(Listed entries begins)

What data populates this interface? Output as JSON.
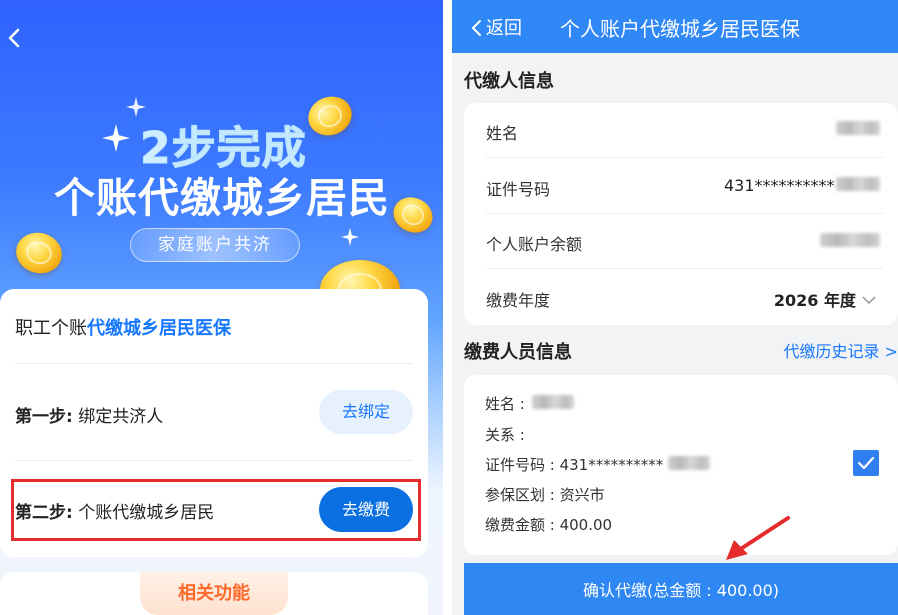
{
  "left": {
    "hero": {
      "line1": "2步完成",
      "line2": "个账代缴城乡居民",
      "pill": "家庭账户共济"
    },
    "card": {
      "head_prefix": "职工个账",
      "head_highlight": "代缴城乡居民医保",
      "step1_prefix": "第一步:",
      "step1_text": " 绑定共济人",
      "step1_button": "去绑定",
      "step2_prefix": "第二步:",
      "step2_text": " 个账代缴城乡居民",
      "step2_button": "去缴费"
    },
    "related_tab": "相关功能"
  },
  "right": {
    "nav": {
      "back_label": "返回",
      "title": "个人账户代缴城乡居民医保"
    },
    "payer_info": {
      "section_title": "代缴人信息",
      "name_label": "姓名",
      "id_label": "证件号码",
      "id_value": "431**********",
      "balance_label": "个人账户余额",
      "year_label": "缴费年度",
      "year_value": "2026 年度"
    },
    "insured_info": {
      "section_title": "缴费人员信息",
      "history_link": "代缴历史记录 >",
      "name_line": "姓名 :",
      "relation_line": "关系 :",
      "id_line": "证件号码 : 431**********",
      "region_line": "参保区划 : 资兴市",
      "amount_line": "缴费金额 : 400.00",
      "selected": true
    },
    "confirm_button": "确认代缴(总金额 : 400.00)"
  },
  "colors": {
    "accent_blue": "#1677ff",
    "nav_blue": "#3087f6",
    "highlight_red": "#e52c2c",
    "related_orange": "#ff6a2a"
  }
}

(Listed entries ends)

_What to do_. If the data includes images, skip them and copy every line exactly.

_Answer to the problem_.
What data populates this interface? Output as JSON.
{
  "left": {
    "hero": {
      "line1": "2步完成",
      "line2": "个账代缴城乡居民",
      "pill": "家庭账户共济"
    },
    "card": {
      "head_prefix": "职工个账",
      "head_highlight": "代缴城乡居民医保",
      "step1_prefix": "第一步:",
      "step1_text": " 绑定共济人",
      "step1_button": "去绑定",
      "step2_prefix": "第二步:",
      "step2_text": " 个账代缴城乡居民",
      "step2_button": "去缴费"
    },
    "related_tab": "相关功能"
  },
  "right": {
    "nav": {
      "back_label": "返回",
      "title": "个人账户代缴城乡居民医保"
    },
    "payer_info": {
      "section_title": "代缴人信息",
      "name_label": "姓名",
      "id_label": "证件号码",
      "id_value": "431**********",
      "balance_label": "个人账户余额",
      "year_label": "缴费年度",
      "year_value": "2026 年度"
    },
    "insured_info": {
      "section_title": "缴费人员信息",
      "history_link": "代缴历史记录 >",
      "name_line": "姓名 :",
      "relation_line": "关系 :",
      "id_line": "证件号码 : 431**********",
      "region_line": "参保区划 : 资兴市",
      "amount_line": "缴费金额 : 400.00",
      "selected": true
    },
    "confirm_button": "确认代缴(总金额 : 400.00)"
  },
  "colors": {
    "accent_blue": "#1677ff",
    "nav_blue": "#3087f6",
    "highlight_red": "#e52c2c",
    "related_orange": "#ff6a2a"
  }
}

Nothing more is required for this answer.